YOUR OBJECTIVE: The reply should hold only the lines from the one with "Give me the" through the end of the data, each given exactly.

GIVEN RECORDS:
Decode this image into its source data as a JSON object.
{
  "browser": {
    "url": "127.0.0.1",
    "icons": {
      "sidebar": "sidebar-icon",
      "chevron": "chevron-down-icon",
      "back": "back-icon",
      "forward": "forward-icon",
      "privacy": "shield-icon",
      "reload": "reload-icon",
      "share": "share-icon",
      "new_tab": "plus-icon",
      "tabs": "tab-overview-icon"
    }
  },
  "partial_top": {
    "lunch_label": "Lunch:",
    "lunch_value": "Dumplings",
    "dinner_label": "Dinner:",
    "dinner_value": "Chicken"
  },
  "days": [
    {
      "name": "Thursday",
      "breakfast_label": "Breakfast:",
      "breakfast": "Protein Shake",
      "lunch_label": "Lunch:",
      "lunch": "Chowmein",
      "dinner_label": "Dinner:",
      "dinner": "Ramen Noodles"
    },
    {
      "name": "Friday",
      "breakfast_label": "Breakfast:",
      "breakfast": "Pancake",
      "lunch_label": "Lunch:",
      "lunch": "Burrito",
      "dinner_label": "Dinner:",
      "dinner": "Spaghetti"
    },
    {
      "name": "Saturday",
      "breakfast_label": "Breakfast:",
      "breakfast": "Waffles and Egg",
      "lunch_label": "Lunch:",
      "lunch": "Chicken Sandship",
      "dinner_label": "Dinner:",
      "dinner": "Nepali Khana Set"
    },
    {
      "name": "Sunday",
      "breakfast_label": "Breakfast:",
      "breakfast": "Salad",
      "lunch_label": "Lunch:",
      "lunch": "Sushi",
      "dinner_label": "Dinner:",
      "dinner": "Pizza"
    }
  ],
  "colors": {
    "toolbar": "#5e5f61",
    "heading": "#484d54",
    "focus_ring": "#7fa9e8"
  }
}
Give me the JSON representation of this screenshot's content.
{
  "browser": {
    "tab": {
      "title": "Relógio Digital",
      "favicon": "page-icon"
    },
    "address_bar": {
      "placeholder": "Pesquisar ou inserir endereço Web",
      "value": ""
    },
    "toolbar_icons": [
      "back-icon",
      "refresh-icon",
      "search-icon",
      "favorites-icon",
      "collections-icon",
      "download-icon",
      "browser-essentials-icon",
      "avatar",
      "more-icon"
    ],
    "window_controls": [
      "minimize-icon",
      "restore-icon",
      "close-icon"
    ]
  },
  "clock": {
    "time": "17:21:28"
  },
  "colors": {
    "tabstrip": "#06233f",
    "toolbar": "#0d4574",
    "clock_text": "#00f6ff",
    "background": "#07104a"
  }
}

EXERCISE OUTPUT:
Give me the JSON representation of this screenshot's content.
{
  "browser": {
    "tab": {
      "title": "Relógio Digital",
      "favicon": "page-icon"
    },
    "address_bar": {
      "placeholder": "Pesquisar ou inserir endereço Web",
      "value": ""
    },
    "toolbar_icons": [
      "back-icon",
      "refresh-icon",
      "search-icon",
      "favorites-icon",
      "collections-icon",
      "download-icon",
      "browser-essentials-icon",
      "avatar",
      "more-icon"
    ],
    "window_controls": [
      "minimize-icon",
      "restore-icon",
      "close-icon"
    ]
  },
  "clock": {
    "time": "17:21:28"
  },
  "colors": {
    "tabstrip": "#06233f",
    "toolbar": "#0d4574",
    "clock_text": "#00f6ff",
    "background": "#07104a"
  }
}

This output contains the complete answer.